The prevalent clichés about the eighties—the clothes, the hair, the cocaine, the veejays, the chrome sterility of music set to shimmering synthesizer sequences and thumping disco beats-—all have a basis in fact. There were some great bands then, but there was also a lot of new-wave fluff. (Yes, Virginia, there was A Flock of Seagulls and a Men Without Hats.) While many of today’s revivalists draw on the decade’s edgier acts (Joy Division, Gang of Four), Austin’s THE BLACK AND WHITE YEARS are unafraid to head straight for the era’s cheesier tendencies. After a bit of a stylistic detour on 2009’s Nursery Myths EP, their second full-length album, PATTERNS (Brando Records), picks up right where their Jerry Harrison—produced 2008 debut left off. Percolating with glitchy bleats and synthesized washes set to basic drum machine rhythms, it could be a series of outtakes from a vintage Cars or Thompson Twins album.

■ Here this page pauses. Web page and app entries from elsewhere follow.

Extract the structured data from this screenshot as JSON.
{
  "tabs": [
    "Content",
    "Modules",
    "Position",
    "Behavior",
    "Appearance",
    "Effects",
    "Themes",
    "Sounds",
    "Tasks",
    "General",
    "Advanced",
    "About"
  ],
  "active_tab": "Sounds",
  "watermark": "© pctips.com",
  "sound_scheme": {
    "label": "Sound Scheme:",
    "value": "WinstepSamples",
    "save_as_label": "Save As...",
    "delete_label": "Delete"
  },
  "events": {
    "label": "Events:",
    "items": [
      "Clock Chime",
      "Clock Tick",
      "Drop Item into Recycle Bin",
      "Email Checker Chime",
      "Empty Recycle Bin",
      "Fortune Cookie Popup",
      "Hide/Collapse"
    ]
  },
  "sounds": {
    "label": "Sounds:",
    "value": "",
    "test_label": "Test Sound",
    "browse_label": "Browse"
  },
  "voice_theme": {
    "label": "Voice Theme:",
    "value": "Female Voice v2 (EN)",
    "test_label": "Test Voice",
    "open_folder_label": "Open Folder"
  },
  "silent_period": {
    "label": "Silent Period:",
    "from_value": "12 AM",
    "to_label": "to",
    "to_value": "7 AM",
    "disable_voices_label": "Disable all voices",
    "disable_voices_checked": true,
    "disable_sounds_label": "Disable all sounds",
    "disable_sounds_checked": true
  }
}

Vocalist Scott Butler even bites and yelps like a young Ric Ocasek, but the lyrics aren’t quite “My Best Friend’s Girl.” “I believe in second chances / But I’m aware of where we’ve been / What is life without the slimmest chance of redemption,” Butler sings in “Helen,” as if he’s drawing on an unedited diary entry. There’s too much of this sort of thing on Patterns, and the lack of hooks doesn’t help. But a certain chilly groove is what these guys are really after, and most of the time they nail it. At their best, the Black and White Years would fill the dance floor in any decade.
From the January 2011 Issue Subscribe